InDro Robotics has flown two drone missions utilizing a Rogers 5G network – another important Canadian first. The flights took place at the University of British Columbia (UBC) in April, 2021.
This milestone demonstrated potential future applications of 5G-enabled autonomous flights in Canada and around the world.
The two UAVs, both manufactured and operated by InDro Robotics, were standard quad models integrated with a 5G transmitter/receiver. The RPAS units used the Rogers 5G network at UBC to perform various tasks during test flights.
InDro flies drone missions over Rogers 5G network
The 5G network was installed by Rogers as part of a three-year, multimillion dollar partnership with UBC. The goal is to build a real-world 5G hub on campus that will be the blueprint for 5G innovation and research in Canada.
Drones generally communicate using standard radio frequencies. These have limited range and data bandwidth. Flying drones over the Rogers 5G network, InDro Robotics can share videos and even dense data with multiple users anywhere on the network at a much faster rate.
The InDro Robotics mission flying drones over 5G networks
The drone flights, carried out by InDro Robotics over a Rogers 5G network, were highly successful. The drones completed tasks such as picking up and dropping off a box containing first-aid medical supplies from one location to another.
InDro Robotics President and CEO, Philip Reece, said the ability to fly utilizing a 5G network opens up more opportunities for new uses for UAV technology, such as deployment during natural disasters and critical incidents. The use of 5G allows sharing data with multiple users. More importantly, it enables the operation of UAVs from off-site command centres that could be hundreds or thousands of kilometres away from the mission.

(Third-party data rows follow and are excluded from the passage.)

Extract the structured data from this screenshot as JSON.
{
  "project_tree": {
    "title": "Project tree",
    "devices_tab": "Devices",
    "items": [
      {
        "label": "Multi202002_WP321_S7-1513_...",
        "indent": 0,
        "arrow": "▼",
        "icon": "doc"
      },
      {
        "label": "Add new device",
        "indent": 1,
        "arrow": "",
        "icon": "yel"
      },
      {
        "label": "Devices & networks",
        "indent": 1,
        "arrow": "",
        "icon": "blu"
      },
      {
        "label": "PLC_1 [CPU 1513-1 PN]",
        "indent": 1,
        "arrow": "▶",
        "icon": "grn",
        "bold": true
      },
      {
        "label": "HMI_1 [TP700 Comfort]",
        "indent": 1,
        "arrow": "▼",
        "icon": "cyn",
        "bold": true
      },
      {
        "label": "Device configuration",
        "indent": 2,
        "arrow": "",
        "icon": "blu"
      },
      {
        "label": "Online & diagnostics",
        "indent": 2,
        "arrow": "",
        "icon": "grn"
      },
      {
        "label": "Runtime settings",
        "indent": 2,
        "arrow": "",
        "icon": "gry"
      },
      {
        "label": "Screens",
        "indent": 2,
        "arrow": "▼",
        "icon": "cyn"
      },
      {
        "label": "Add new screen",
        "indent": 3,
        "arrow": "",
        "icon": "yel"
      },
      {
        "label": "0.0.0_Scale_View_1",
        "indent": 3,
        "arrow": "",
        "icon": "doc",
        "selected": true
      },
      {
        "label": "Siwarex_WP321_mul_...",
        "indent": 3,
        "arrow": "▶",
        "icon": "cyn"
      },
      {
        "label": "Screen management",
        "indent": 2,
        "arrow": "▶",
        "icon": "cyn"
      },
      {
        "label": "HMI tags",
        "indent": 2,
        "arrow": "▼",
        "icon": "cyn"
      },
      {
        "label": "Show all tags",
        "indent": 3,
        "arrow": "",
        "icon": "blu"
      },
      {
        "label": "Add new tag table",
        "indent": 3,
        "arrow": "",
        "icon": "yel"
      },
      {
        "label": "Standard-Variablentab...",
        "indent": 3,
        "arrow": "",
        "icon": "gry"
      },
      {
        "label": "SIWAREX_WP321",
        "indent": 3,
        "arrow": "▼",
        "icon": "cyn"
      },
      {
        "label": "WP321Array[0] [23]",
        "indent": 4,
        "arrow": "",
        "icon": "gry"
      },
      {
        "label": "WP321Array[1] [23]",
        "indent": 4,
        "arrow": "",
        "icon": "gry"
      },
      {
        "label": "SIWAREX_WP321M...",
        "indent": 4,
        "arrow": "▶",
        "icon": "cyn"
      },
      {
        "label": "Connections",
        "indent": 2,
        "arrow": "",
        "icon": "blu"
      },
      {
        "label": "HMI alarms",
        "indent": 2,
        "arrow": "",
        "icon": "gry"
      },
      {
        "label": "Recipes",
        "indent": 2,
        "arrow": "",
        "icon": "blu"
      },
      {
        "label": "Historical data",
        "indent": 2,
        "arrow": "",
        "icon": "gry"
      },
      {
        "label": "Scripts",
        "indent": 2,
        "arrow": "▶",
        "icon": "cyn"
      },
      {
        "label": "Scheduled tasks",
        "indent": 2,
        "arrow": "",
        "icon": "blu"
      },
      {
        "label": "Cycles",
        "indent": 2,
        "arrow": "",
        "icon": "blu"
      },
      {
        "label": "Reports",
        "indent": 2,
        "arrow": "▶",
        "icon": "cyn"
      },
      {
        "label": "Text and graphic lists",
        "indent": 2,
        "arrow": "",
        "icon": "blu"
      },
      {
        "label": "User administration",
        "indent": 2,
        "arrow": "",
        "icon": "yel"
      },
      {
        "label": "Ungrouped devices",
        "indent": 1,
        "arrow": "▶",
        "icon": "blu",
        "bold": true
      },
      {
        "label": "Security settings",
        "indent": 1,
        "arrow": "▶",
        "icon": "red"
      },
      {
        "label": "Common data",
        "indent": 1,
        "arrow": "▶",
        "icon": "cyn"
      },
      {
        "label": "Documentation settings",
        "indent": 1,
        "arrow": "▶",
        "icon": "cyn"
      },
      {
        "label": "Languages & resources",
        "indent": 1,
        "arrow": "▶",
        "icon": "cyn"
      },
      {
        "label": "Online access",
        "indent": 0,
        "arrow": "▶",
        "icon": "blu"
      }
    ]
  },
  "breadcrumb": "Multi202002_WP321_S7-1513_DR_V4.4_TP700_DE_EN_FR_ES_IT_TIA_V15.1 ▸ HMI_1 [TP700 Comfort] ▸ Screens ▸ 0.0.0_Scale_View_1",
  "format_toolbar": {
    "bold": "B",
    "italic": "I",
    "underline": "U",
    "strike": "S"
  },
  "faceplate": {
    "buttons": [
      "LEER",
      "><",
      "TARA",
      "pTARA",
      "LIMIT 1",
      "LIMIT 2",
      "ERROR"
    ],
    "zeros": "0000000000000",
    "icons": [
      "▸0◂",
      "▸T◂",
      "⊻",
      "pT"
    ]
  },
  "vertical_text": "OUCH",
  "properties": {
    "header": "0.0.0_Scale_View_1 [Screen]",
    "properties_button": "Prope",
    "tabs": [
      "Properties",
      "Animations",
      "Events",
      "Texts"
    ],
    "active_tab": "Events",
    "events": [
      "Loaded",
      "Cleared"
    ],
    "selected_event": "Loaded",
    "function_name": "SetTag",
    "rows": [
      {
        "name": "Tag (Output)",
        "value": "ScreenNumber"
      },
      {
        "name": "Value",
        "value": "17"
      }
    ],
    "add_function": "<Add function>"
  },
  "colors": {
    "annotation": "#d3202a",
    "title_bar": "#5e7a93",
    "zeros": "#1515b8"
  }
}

“Two greatly anticipated technologies that have developed over the past years are commercial drones and 5G networks. On their own each have an amazing impact on many industries. Together, they do so much more. We now have drones flying over public and private 5G networks that can collect and send data into the cloud for AI processing and back to offsite command centres with near-zero latency. This enables drones to operate smarter and safer, sharing critical data with those that need it instantly. This helps keep First Responders out of harm’s way, and allows engineers to inspect infrastructure faster and more efficiently. It also helps keep airspace safe, and so much more,” said Reece.
“We are proud to be leading the industry in deploying drones over cellular networks in North America.”